:: Source material ::

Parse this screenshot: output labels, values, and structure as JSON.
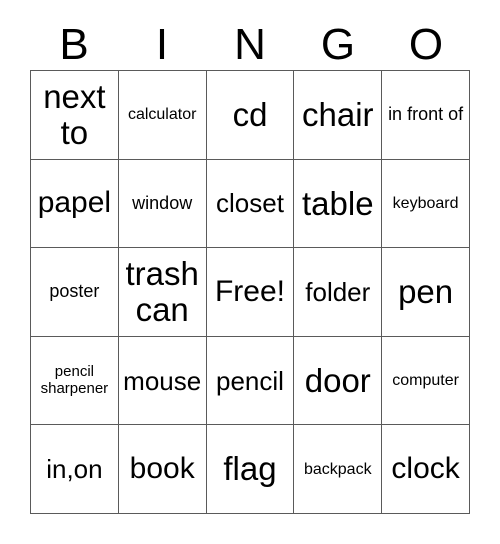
{
  "card": {
    "title_letters": [
      "B",
      "I",
      "N",
      "G",
      "O"
    ],
    "columns": [
      "B",
      "I",
      "N",
      "G",
      "O"
    ],
    "rows": [
      [
        {
          "text": "next to",
          "size": "xl"
        },
        {
          "text": "calculator",
          "size": "xs"
        },
        {
          "text": "cd",
          "size": "xl"
        },
        {
          "text": "chair",
          "size": "xl"
        },
        {
          "text": "in front of",
          "size": "sm"
        }
      ],
      [
        {
          "text": "papel",
          "size": "lg"
        },
        {
          "text": "window",
          "size": "sm"
        },
        {
          "text": "closet",
          "size": "md"
        },
        {
          "text": "table",
          "size": "xl"
        },
        {
          "text": "keyboard",
          "size": "xs"
        }
      ],
      [
        {
          "text": "poster",
          "size": "sm"
        },
        {
          "text": "trash can",
          "size": "xl"
        },
        {
          "text": "Free!",
          "size": "lg"
        },
        {
          "text": "folder",
          "size": "md"
        },
        {
          "text": "pen",
          "size": "xl"
        }
      ],
      [
        {
          "text": "pencil sharpener",
          "size": "xxs"
        },
        {
          "text": "mouse",
          "size": "md"
        },
        {
          "text": "pencil",
          "size": "md"
        },
        {
          "text": "door",
          "size": "xl"
        },
        {
          "text": "computer",
          "size": "xs"
        }
      ],
      [
        {
          "text": "in,on",
          "size": "md"
        },
        {
          "text": "book",
          "size": "lg"
        },
        {
          "text": "flag",
          "size": "xl"
        },
        {
          "text": "backpack",
          "size": "xs"
        },
        {
          "text": "clock",
          "size": "lg"
        }
      ]
    ]
  },
  "colors": {
    "background": "#ffffff",
    "text": "#000000",
    "border": "#5a5a5a"
  }
}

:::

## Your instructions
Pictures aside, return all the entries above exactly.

## Response to the task
Parse this screenshot: output labels, values, and structure as JSON.
{
  "card": {
    "title_letters": [
      "B",
      "I",
      "N",
      "G",
      "O"
    ],
    "columns": [
      "B",
      "I",
      "N",
      "G",
      "O"
    ],
    "rows": [
      [
        {
          "text": "next to",
          "size": "xl"
        },
        {
          "text": "calculator",
          "size": "xs"
        },
        {
          "text": "cd",
          "size": "xl"
        },
        {
          "text": "chair",
          "size": "xl"
        },
        {
          "text": "in front of",
          "size": "sm"
        }
      ],
      [
        {
          "text": "papel",
          "size": "lg"
        },
        {
          "text": "window",
          "size": "sm"
        },
        {
          "text": "closet",
          "size": "md"
        },
        {
          "text": "table",
          "size": "xl"
        },
        {
          "text": "keyboard",
          "size": "xs"
        }
      ],
      [
        {
          "text": "poster",
          "size": "sm"
        },
        {
          "text": "trash can",
          "size": "xl"
        },
        {
          "text": "Free!",
          "size": "lg"
        },
        {
          "text": "folder",
          "size": "md"
        },
        {
          "text": "pen",
          "size": "xl"
        }
      ],
      [
        {
          "text": "pencil sharpener",
          "size": "xxs"
        },
        {
          "text": "mouse",
          "size": "md"
        },
        {
          "text": "pencil",
          "size": "md"
        },
        {
          "text": "door",
          "size": "xl"
        },
        {
          "text": "computer",
          "size": "xs"
        }
      ],
      [
        {
          "text": "in,on",
          "size": "md"
        },
        {
          "text": "book",
          "size": "lg"
        },
        {
          "text": "flag",
          "size": "xl"
        },
        {
          "text": "backpack",
          "size": "xs"
        },
        {
          "text": "clock",
          "size": "lg"
        }
      ]
    ]
  },
  "colors": {
    "background": "#ffffff",
    "text": "#000000",
    "border": "#5a5a5a"
  }
}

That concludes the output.